■ **Task description**
Filter the entries, keeping every line with the string "FRUTERIA".

*** Opening Data for review ***

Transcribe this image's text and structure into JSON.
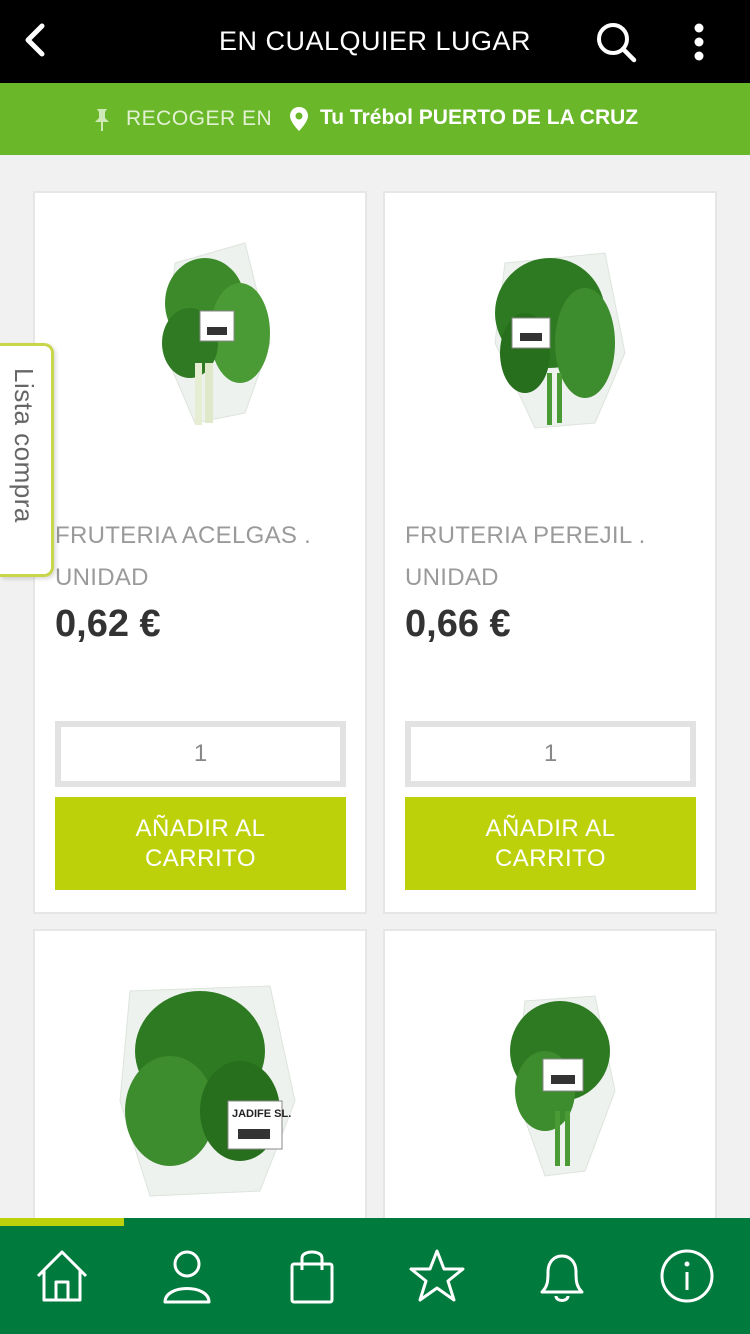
{
  "header": {
    "title": "EN CUALQUIER LUGAR",
    "back_icon": "chevron-left-icon",
    "search_icon": "search-icon",
    "more_icon": "more-vertical-icon"
  },
  "pickup": {
    "label": "RECOGER EN",
    "store": "Tu Trébol PUERTO DE LA CRUZ"
  },
  "side_tab": {
    "label": "Lista compra"
  },
  "products": [
    {
      "name": "FRUTERIA ACELGAS . UNIDAD",
      "price": "0,62 €",
      "quantity": "1",
      "add_label": "AÑADIR AL CARRITO"
    },
    {
      "name": "FRUTERIA PEREJIL . UNIDAD",
      "price": "0,66 €",
      "quantity": "1",
      "add_label": "AÑADIR AL CARRITO"
    },
    {
      "package_label": "JADIFE SL."
    },
    {}
  ],
  "bottom_nav": [
    "home-icon",
    "user-icon",
    "shopping-bag-icon",
    "star-icon",
    "bell-icon",
    "info-icon"
  ],
  "scroll_progress": 0.165,
  "colors": {
    "accent": "#bdd10a",
    "green": "#6ab82a",
    "dark_green": "#007a3d"
  }
}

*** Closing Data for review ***

■ **Task response**
      "name": "FRUTERIA ACELGAS . UNIDAD",
      "name": "FRUTERIA PEREJIL . UNIDAD",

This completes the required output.